What kind of family demands you get a visa before visiting? This scene is replicated across the Pacific islands.

It is just one way in which Australia's Pacific "step up" is missing the most important and obvious elements – policy that actually embraces our neighbours at a time when they now have alternatives.

By contrast, China wants to buy almost anything the Pacific produces and gives its citizens visas on arrival, as does much of Europe.

Morrison has been putting in "face time" and engaging leaders in a way no Australian PM has done before, having understood the Pacific is a region which operates on personal relationships, not ideology.

But in calling our Pacific neighbours "family" as the Morrison government does, the question is also being asked by islanders: "What kind of family demands you get a visa before visiting?"

According to the most recent immigration statistics, nearly 10,000 Malaysians were recorded as having overstayed visas in 2016-17, together with 6500 Chinese nationals and 5170 from the United States, yet there has been no change to their visa requirements.

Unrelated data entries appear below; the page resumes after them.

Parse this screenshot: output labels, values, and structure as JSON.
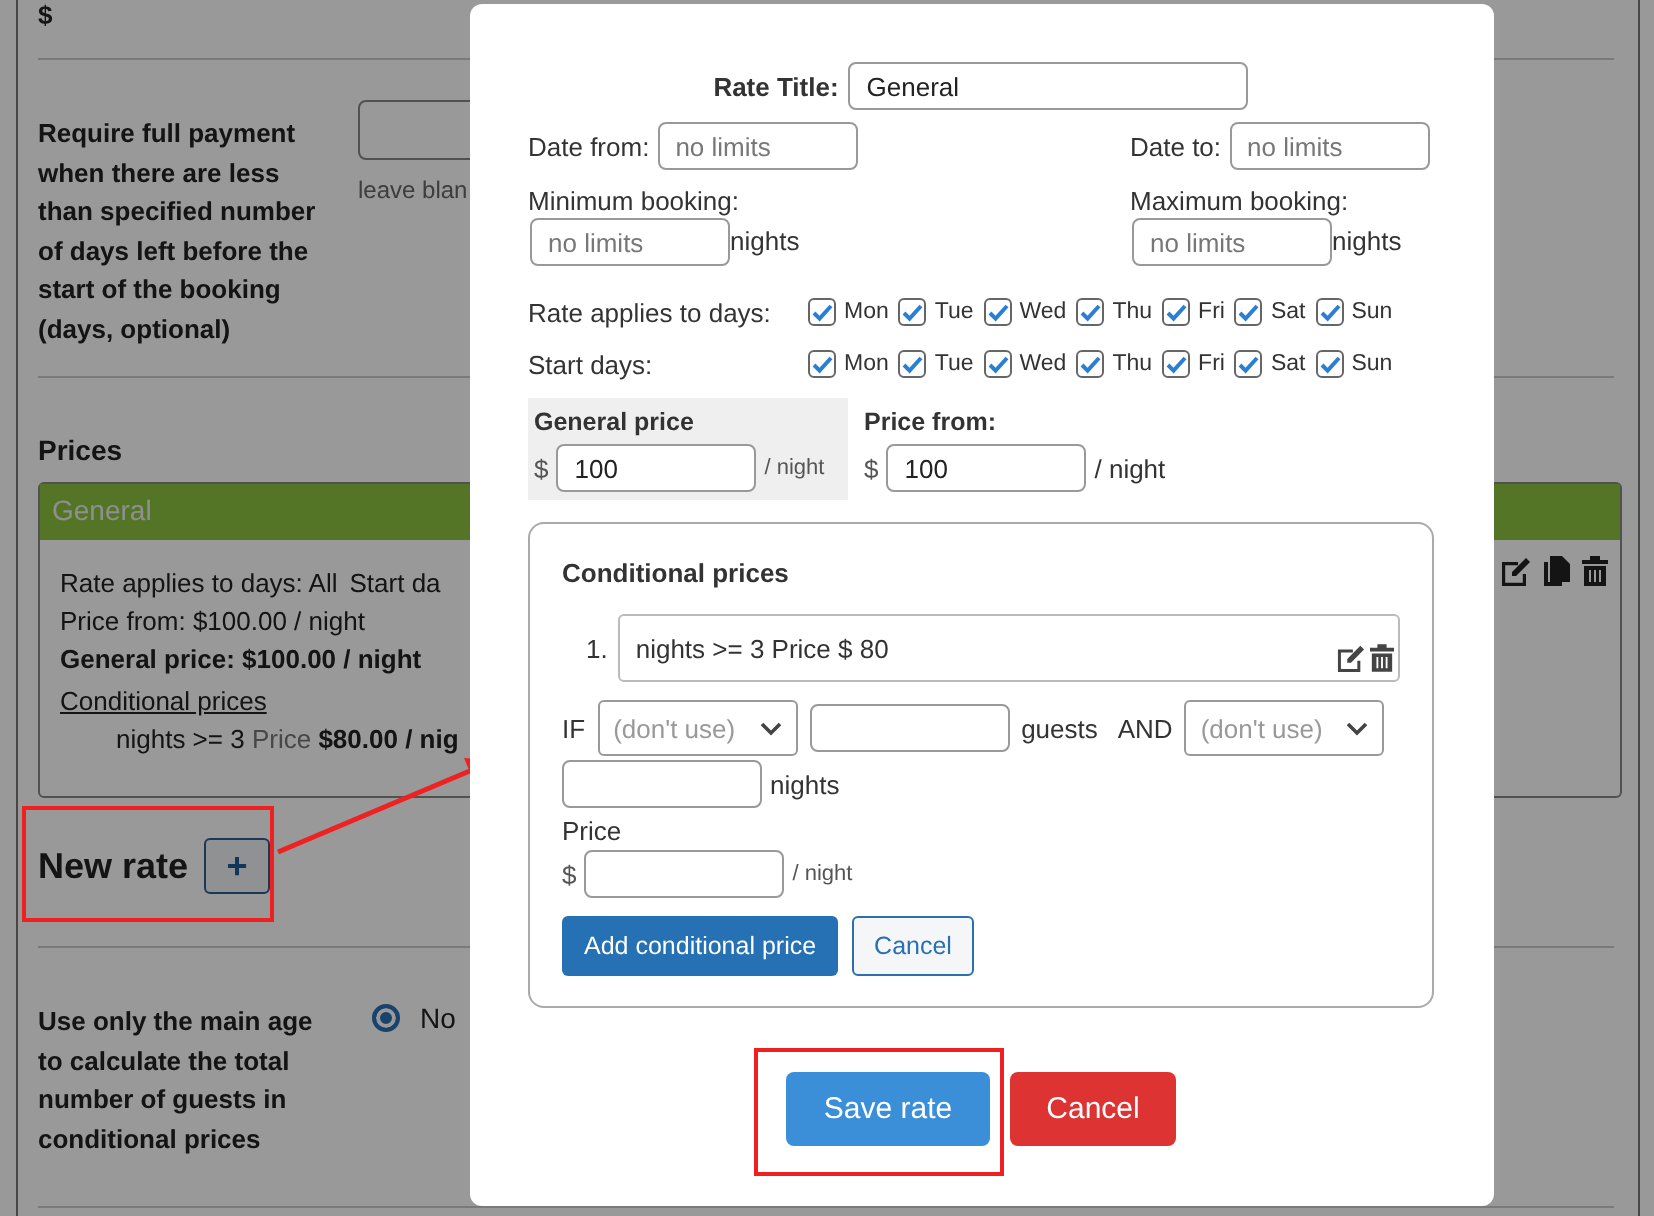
{
  "page": {
    "top_label": "$",
    "full_payment": {
      "label": "Require full payment when there are less than specified number of days left before the start of the booking (days, optional)",
      "hint": "leave blan"
    },
    "prices_heading": "Prices",
    "rate_card": {
      "title": "General",
      "days_line": "Rate applies to days: All",
      "start_days_line": "Start da",
      "price_from": "Price from: $100.00 / night",
      "general_price": "General price: $100.00 / night",
      "conditional_link": "Conditional prices",
      "condition": "nights >= 3",
      "price_label": "Price",
      "price": "$80.00 / nig"
    },
    "new_rate": {
      "label": "New rate",
      "button": "+"
    },
    "main_age": {
      "label": "Use only the main age to calculate the total number of guests in conditional prices",
      "option": "No",
      "selected": true
    }
  },
  "modal": {
    "rate_title": {
      "label": "Rate Title:",
      "value": "General"
    },
    "date_from": {
      "label": "Date from:",
      "placeholder": "no limits"
    },
    "date_to": {
      "label": "Date to:",
      "placeholder": "no limits"
    },
    "min_booking": {
      "label": "Minimum booking:",
      "placeholder": "no limits",
      "unit": "nights"
    },
    "max_booking": {
      "label": "Maximum booking:",
      "placeholder": "no limits",
      "unit": "nights"
    },
    "day_rows": [
      {
        "label": "Rate applies to days:",
        "days": [
          {
            "label": "Mon",
            "checked": true
          },
          {
            "label": "Tue",
            "checked": true
          },
          {
            "label": "Wed",
            "checked": true
          },
          {
            "label": "Thu",
            "checked": true
          },
          {
            "label": "Fri",
            "checked": true
          },
          {
            "label": "Sat",
            "checked": true
          },
          {
            "label": "Sun",
            "checked": true
          }
        ]
      },
      {
        "label": "Start days:",
        "days": [
          {
            "label": "Mon",
            "checked": true
          },
          {
            "label": "Tue",
            "checked": true
          },
          {
            "label": "Wed",
            "checked": true
          },
          {
            "label": "Thu",
            "checked": true
          },
          {
            "label": "Fri",
            "checked": true
          },
          {
            "label": "Sat",
            "checked": true
          },
          {
            "label": "Sun",
            "checked": true
          }
        ]
      }
    ],
    "general_price": {
      "heading": "General price",
      "currency": "$",
      "value": "100",
      "unit": "/ night"
    },
    "price_from": {
      "heading": "Price from:",
      "currency": "$",
      "value": "100",
      "unit": "/ night"
    },
    "conditional": {
      "heading": "Conditional prices",
      "items": [
        {
          "number": "1.",
          "text": "nights >= 3 Price $ 80"
        }
      ],
      "if_label": "IF",
      "guests_select": "(don't use)",
      "guests_label": "guests",
      "and_label": "AND",
      "nights_select": "(don't use)",
      "nights_label": "nights",
      "price_label": "Price",
      "currency": "$",
      "unit": "/ night",
      "add_button": "Add conditional price",
      "cancel_button": "Cancel"
    },
    "save_button": "Save rate",
    "cancel_button": "Cancel"
  }
}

More than 40 countries get a visa exemption when visiting Australia, but none of our Pacific neighbours do. It seems our Home Affairs Department remains terrified that a few islanders might overstay if we relaxed visa requirements.

They mainly want to visit relatives and have a holiday, or do seasonal work or maybe study and then go home.

When asked if Australia was considering relaxing visa requirements as part of its Pacific Step-Up, a spokesperson for the Department of Home Affairs said: "Australia operates two temporary Pacific labour mobility programs, that help fill labour shortages in Australia and provide additional opportunities for workers to earn income and develop skills.

"Savings and remittances from Australia's labour mobility initiatives pay for housing, education and support communities in Pacific island countries and Timor-Leste."

Polynesians have access to Australia through the back door via New Zealand and Micronesians can all live and work in America, but Melanesians are afforded no such opportunities with Australia, apart from a nascent (and valued) seasonal labour scheme.

Our Melanesian neighbours can travel visa-free across Asia and Europe but not, it seems, to their "family" friend Australia.Australia, which has no voice in the region because of Coalition government cuts to the ABC, is losing the Pacific. It is losing it because its immigration policies remain discriminatory, it is not buying enough of their stuff and it is not acting on their stated security concerns.

And Australia keeps telling them they should be worried about China.

[Ben Bohane is an Australian journalist based in Vanuatu with 25 years' experience covering Pacific nations, including Bougainville's civil war.]

Source: https://www.smh.com.au/world/oceania/from-the-ocean-to-the-east-it-looks-like-australia-s-pacific-policy-is-all-at-sea-20191220-p53lrd.html